CANADA FX DEBT-C$ ends little changed despite Carney speech

* C$ ends little changed at C$0.9800 versus US$, or $1.0204
    * Subtle shift in Carney's stance lifts bond market's short
    * C$ recovers ground after early weakness

    By Andrea Hopkins
    TORONTO, Oct 15 (Reuters) - The Canadian dollar ended little
changed against the U.S. currency on Monday as an improving
appetite for risk offset a weak business outlook, with the
market largely shrugging off a speech by Bank of Canada Governor
Mark Carney that suggested a slight shift in tone on monetary
    Carney said the Bank of Canada would do whatever is
necessary to stick to its 2 percent inflation target.
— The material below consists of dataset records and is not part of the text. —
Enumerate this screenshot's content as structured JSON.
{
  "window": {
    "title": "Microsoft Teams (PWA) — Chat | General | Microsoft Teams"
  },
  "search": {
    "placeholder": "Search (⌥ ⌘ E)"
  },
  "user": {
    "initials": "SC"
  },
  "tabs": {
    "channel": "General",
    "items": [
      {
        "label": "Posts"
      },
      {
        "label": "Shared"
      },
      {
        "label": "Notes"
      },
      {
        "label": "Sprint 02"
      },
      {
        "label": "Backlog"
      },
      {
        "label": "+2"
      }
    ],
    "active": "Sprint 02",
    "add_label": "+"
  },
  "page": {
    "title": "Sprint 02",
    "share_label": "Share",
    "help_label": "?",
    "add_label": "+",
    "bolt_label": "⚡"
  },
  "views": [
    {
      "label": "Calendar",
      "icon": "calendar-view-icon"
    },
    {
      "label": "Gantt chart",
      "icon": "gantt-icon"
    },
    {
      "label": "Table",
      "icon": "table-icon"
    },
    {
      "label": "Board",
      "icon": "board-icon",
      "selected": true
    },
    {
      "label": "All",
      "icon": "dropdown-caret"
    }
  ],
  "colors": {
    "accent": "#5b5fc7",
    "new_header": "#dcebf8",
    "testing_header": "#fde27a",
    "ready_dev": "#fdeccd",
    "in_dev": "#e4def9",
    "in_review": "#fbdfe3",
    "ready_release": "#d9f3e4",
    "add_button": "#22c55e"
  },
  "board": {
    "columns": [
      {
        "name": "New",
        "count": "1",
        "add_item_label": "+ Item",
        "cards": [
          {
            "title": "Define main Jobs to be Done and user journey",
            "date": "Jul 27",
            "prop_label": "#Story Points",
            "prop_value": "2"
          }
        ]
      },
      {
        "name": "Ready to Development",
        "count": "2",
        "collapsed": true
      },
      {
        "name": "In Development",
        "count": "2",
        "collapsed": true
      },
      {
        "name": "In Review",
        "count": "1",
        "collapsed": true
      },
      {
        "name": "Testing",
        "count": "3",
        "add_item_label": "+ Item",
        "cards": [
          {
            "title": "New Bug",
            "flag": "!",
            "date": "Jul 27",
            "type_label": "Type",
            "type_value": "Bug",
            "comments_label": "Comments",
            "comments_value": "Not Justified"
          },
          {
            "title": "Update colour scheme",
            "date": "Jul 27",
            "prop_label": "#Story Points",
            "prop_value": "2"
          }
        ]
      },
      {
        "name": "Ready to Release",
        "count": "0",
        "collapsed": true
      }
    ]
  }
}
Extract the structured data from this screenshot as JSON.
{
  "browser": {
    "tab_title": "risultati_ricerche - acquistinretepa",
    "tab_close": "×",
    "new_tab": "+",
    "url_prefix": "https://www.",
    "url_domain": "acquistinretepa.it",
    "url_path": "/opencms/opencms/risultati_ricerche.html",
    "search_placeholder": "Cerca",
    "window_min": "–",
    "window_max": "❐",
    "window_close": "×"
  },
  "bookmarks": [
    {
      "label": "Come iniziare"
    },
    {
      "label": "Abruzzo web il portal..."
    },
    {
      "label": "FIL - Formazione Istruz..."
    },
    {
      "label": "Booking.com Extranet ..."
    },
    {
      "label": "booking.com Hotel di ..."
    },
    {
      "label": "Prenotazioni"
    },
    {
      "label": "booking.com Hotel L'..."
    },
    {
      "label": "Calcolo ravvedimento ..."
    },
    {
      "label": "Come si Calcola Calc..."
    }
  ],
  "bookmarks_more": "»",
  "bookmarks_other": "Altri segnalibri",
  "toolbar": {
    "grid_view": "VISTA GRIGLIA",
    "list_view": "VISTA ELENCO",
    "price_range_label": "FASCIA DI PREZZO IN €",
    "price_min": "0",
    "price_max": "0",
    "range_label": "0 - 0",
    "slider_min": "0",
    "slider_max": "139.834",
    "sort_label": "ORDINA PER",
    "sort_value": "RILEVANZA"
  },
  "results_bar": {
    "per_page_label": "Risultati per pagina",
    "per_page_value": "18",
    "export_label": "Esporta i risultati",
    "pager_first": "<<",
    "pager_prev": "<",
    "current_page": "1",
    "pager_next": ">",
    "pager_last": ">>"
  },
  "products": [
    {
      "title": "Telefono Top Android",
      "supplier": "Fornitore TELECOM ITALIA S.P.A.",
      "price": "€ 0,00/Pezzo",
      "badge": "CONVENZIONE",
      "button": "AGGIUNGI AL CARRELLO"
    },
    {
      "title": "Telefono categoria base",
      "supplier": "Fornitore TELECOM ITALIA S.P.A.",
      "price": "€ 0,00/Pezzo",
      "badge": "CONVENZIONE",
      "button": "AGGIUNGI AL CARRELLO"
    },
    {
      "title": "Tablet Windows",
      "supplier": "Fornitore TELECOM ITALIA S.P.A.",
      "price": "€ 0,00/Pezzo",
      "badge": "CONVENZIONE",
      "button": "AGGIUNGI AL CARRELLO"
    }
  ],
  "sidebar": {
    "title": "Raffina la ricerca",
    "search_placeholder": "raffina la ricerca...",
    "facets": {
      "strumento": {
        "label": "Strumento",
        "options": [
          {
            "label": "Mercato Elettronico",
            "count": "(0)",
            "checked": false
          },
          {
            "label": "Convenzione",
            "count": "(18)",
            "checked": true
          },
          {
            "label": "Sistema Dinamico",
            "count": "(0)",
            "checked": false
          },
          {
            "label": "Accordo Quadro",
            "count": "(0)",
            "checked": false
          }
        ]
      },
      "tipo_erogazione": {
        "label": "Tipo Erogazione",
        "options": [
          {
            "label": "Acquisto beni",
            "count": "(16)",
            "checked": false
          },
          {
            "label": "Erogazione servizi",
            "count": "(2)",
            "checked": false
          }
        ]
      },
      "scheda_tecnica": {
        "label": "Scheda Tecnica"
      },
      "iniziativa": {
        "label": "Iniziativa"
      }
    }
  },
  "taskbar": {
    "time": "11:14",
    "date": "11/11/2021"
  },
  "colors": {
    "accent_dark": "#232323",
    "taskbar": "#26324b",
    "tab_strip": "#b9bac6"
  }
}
But he
made no mention of the possibility of interest rate hikes, a
mainstay in many previous speeches. [ID: nBCLFLE82U]
    Analysts said the omission of the bank's stock phrase about
the need to remove monetary policy stimulus could indicate a
more neutral policy stance, and the shift gave bonds a boost at
the short end.
    "I think the markets interpret that as more of a shift to a
neutral assessment for the outlook, so ... (that's) given us
some indication at least that it's a little bit more of a
balanced outlook for policy," said David Tulk, chief Canada
macro strategist at TD Securities.
    The Canadian dollar ended the North American
session at C$0.9800 to the U.S. dollar, or $1.0204, barely
changed from Friday's session close of C$0.9793, or $1.0211.
    Earlier in the day, a weak headline number in the Bank of
Canada business outlook survey pushed the currency lower, but it
bounced back as risk appetite improved on stronger international
economic data.
    In its outlook survey, the central bank said Canadian
business sentiment worsened in the third quarter due to the
uncertain global economy, and investment intentions fell to a
three-year low at a time when policymakers are prodding
companies to put their cash to productive use. [ID: nL1E8LF6KO]
    But international news was better. Global stocks rose on
upbeat U.S. data and earnings and on bets that Spain was close
to asking for a euro zone bailout, although the lack of details
on Madrid's next actions pressured the euro. 
    Analysts said it was surprising that the Canadian currency
was so quiet in the face of the perceived shift by the Bank of
Canada as well as the global news. They said it is evidence that
it will take something more dramatic to bump the Canadian dollar
out of its recent range.
    "Markets don't tend to react to headlines like they did in
the past," said David Bradley, director of foreign exchange
trading at Scotiabank.
    The government bond market, however, took some direction
from Carney's speech, with the short end given a lift by the
suggestion of a more neutral tone.
     The two-year bond gained 11 Canadian cents to
yield 1.090 percent, while the benchmark 10-year bond
 was unchanged to yield 1.800 percent. Longer-term
bonds slipped.